* **STUDY MATERIAL**:
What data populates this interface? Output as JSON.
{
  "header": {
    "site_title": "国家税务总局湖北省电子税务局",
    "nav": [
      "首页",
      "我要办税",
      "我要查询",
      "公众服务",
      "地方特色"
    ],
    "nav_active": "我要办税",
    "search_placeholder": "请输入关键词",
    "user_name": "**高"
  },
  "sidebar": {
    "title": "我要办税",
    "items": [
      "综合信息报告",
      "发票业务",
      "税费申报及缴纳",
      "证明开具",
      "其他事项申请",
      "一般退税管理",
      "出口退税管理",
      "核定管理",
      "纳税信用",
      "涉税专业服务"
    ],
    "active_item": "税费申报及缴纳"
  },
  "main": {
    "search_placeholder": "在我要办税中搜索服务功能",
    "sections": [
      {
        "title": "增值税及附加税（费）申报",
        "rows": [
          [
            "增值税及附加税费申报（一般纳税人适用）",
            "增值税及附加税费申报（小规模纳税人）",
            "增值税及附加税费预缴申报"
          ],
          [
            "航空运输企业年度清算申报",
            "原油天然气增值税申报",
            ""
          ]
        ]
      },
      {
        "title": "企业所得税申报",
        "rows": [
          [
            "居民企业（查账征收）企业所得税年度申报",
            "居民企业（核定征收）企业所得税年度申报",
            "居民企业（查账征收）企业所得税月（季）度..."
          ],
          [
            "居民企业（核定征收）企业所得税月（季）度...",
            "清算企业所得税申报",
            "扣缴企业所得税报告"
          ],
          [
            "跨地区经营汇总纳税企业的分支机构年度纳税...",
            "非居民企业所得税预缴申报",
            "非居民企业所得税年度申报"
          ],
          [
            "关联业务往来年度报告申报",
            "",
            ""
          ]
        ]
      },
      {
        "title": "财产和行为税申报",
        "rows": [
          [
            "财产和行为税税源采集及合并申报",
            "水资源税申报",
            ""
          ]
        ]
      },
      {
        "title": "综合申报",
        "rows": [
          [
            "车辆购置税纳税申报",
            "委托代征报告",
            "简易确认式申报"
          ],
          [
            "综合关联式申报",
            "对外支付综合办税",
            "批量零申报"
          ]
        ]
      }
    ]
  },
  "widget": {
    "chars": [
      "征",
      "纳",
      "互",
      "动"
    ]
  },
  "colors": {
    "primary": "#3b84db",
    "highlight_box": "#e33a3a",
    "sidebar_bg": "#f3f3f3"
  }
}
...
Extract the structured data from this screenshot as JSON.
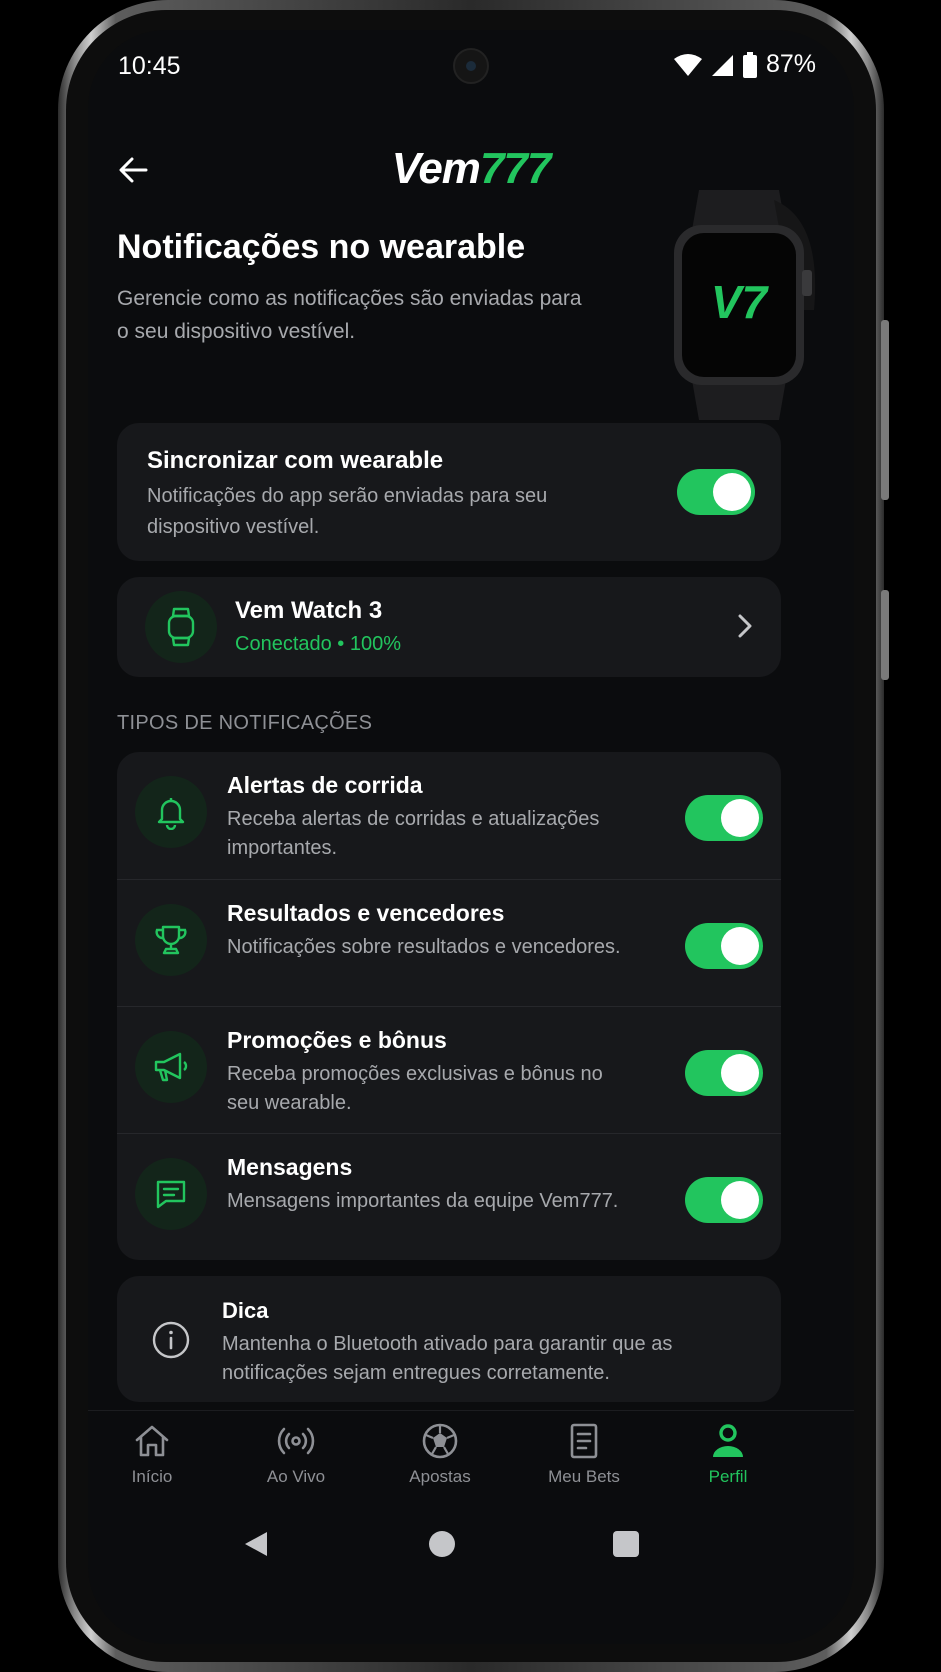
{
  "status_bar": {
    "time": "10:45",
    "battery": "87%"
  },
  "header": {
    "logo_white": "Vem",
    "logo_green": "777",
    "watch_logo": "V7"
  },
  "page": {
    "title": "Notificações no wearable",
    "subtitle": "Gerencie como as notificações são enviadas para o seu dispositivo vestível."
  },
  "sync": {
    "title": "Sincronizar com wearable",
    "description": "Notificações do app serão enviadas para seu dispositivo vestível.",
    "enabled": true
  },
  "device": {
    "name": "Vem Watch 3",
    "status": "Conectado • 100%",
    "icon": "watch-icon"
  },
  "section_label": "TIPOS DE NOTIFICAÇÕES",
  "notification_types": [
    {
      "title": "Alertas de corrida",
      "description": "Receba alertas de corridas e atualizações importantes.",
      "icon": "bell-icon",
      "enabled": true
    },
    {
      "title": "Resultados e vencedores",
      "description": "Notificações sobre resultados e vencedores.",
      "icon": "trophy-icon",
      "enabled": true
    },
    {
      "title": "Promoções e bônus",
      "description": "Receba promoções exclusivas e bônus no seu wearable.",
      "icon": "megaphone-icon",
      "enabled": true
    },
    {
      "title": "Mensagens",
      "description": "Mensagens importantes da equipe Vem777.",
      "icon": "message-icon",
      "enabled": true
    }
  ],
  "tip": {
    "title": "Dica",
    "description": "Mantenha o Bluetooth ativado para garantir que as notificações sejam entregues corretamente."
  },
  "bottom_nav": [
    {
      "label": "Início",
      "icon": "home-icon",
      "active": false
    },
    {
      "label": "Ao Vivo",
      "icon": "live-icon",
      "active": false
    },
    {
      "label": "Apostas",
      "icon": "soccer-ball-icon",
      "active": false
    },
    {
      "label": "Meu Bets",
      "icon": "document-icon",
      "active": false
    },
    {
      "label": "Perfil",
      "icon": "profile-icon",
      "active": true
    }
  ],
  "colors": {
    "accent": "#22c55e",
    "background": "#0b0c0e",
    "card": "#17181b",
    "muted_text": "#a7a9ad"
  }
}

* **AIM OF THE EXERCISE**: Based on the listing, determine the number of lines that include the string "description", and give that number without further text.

* **TASK SOLUTION**: 6